══ Data provided

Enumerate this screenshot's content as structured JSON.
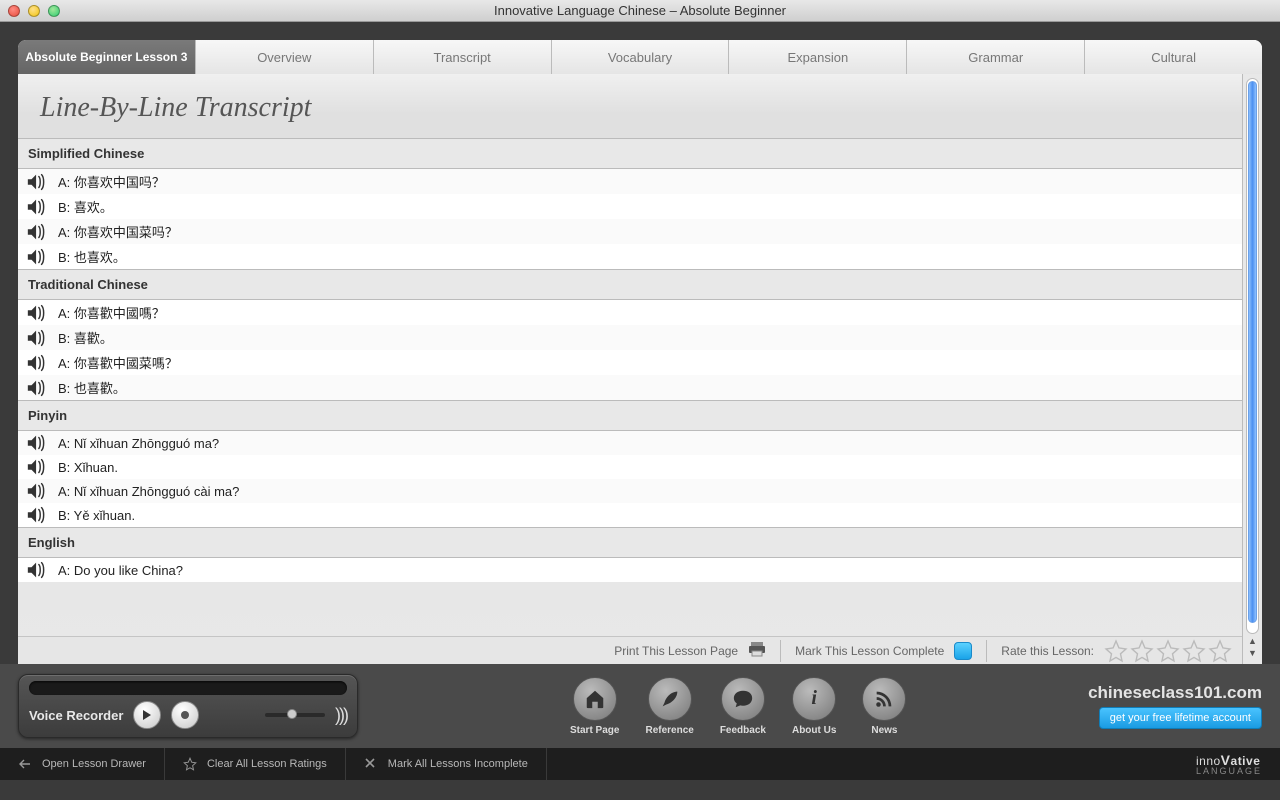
{
  "window": {
    "title": "Innovative Language Chinese – Absolute Beginner"
  },
  "tabs": [
    {
      "label": "Absolute Beginner Lesson 3",
      "active": true
    },
    {
      "label": "Overview"
    },
    {
      "label": "Transcript"
    },
    {
      "label": "Vocabulary"
    },
    {
      "label": "Expansion"
    },
    {
      "label": "Grammar"
    },
    {
      "label": "Cultural"
    }
  ],
  "page": {
    "heading": "Line-By-Line Transcript"
  },
  "sections": [
    {
      "title": "Simplified Chinese",
      "lines": [
        {
          "speaker": "A",
          "text": "你喜欢中国吗？"
        },
        {
          "speaker": "B",
          "text": "喜欢。"
        },
        {
          "speaker": "A",
          "text": "你喜欢中国菜吗？"
        },
        {
          "speaker": "B",
          "text": "也喜欢。"
        }
      ]
    },
    {
      "title": "Traditional Chinese",
      "lines": [
        {
          "speaker": "A",
          "text": "你喜歡中國嗎？"
        },
        {
          "speaker": "B",
          "text": "喜歡。"
        },
        {
          "speaker": "A",
          "text": "你喜歡中國菜嗎？"
        },
        {
          "speaker": "B",
          "text": "也喜歡。"
        }
      ]
    },
    {
      "title": "Pinyin",
      "lines": [
        {
          "speaker": "A",
          "text": "Nǐ xǐhuan Zhōngguó ma?"
        },
        {
          "speaker": "B",
          "text": "Xǐhuan."
        },
        {
          "speaker": "A",
          "text": "Nǐ xǐhuan Zhōngguó cài ma?"
        },
        {
          "speaker": "B",
          "text": "Yě xǐhuan."
        }
      ]
    },
    {
      "title": "English",
      "lines": [
        {
          "speaker": "A",
          "text": "Do you like China?"
        }
      ]
    }
  ],
  "actions": {
    "print": "Print This Lesson Page",
    "mark_complete": "Mark This Lesson Complete",
    "rate_label": "Rate this Lesson:"
  },
  "recorder": {
    "label": "Voice Recorder"
  },
  "nav": [
    {
      "label": "Start Page"
    },
    {
      "label": "Reference"
    },
    {
      "label": "Feedback"
    },
    {
      "label": "About Us"
    },
    {
      "label": "News"
    }
  ],
  "brand": {
    "site": "chineseclass101.com",
    "cta": "get your free lifetime account"
  },
  "footer": {
    "open_drawer": "Open Lesson Drawer",
    "clear_ratings": "Clear All Lesson Ratings",
    "mark_incomplete": "Mark All Lessons Incomplete",
    "brand_line1a": "inno",
    "brand_line1b": "ative",
    "brand_line2": "LANGUAGE"
  }
}
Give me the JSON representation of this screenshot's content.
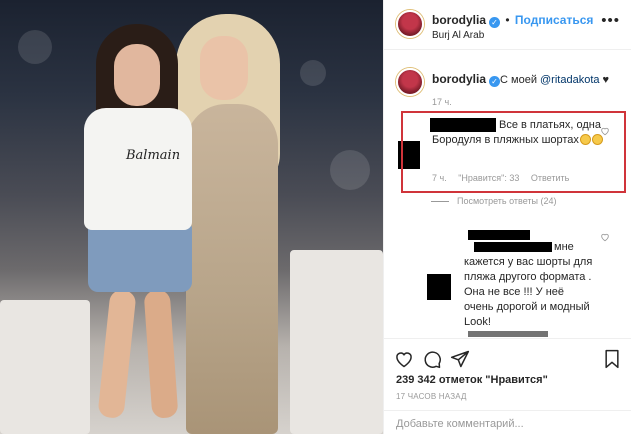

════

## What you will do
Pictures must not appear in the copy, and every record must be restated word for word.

## Answer to the exercise
Enumerate this screenshot's content as structured JSON.
{
  "window": {
    "title": "Innovative Language Chinese – Absolute Beginner"
  },
  "tabs": [
    {
      "label": "Absolute Beginner Lesson 3",
      "active": true
    },
    {
      "label": "Overview"
    },
    {
      "label": "Transcript"
    },
    {
      "label": "Vocabulary"
    },
    {
      "label": "Expansion"
    },
    {
      "label": "Grammar"
    },
    {
      "label": "Cultural"
    }
  ],
  "page": {
    "heading": "Line-By-Line Transcript"
  },
  "sections": [
    {
      "title": "Simplified Chinese",
      "lines": [
        {
          "speaker": "A",
          "text": "你喜欢中国吗？"
        },
        {
          "speaker": "B",
          "text": "喜欢。"
        },
        {
          "speaker": "A",
          "text": "你喜欢中国菜吗？"
        },
        {
          "speaker": "B",
          "text": "也喜欢。"
        }
      ]
    },
    {
      "title": "Traditional Chinese",
      "lines": [
        {
          "speaker": "A",
          "text": "你喜歡中國嗎？"
        },
        {
          "speaker": "B",
          "text": "喜歡。"
        },
        {
          "speaker": "A",
          "text": "你喜歡中國菜嗎？"
        },
        {
          "speaker": "B",
          "text": "也喜歡。"
        }
      ]
    },
    {
      "title": "Pinyin",
      "lines": [
        {
          "speaker": "A",
          "text": "Nǐ xǐhuan Zhōngguó ma?"
        },
        {
          "speaker": "B",
          "text": "Xǐhuan."
        },
        {
          "speaker": "A",
          "text": "Nǐ xǐhuan Zhōngguó cài ma?"
        },
        {
          "speaker": "B",
          "text": "Yě xǐhuan."
        }
      ]
    },
    {
      "title": "English",
      "lines": [
        {
          "speaker": "A",
          "text": "Do you like China?"
        }
      ]
    }
  ],
  "actions": {
    "print": "Print This Lesson Page",
    "mark_complete": "Mark This Lesson Complete",
    "rate_label": "Rate this Lesson:"
  },
  "recorder": {
    "label": "Voice Recorder"
  },
  "nav": [
    {
      "label": "Start Page"
    },
    {
      "label": "Reference"
    },
    {
      "label": "Feedback"
    },
    {
      "label": "About Us"
    },
    {
      "label": "News"
    }
  ],
  "brand": {
    "site": "chineseclass101.com",
    "cta": "get your free lifetime account"
  },
  "footer": {
    "open_drawer": "Open Lesson Drawer",
    "clear_ratings": "Clear All Lesson Ratings",
    "mark_incomplete": "Mark All Lessons Incomplete",
    "brand_line1a": "inno",
    "brand_line1b": "ative",
    "brand_line2": "LANGUAGE"
  }
}
Give me the JSON representation of this screenshot's content.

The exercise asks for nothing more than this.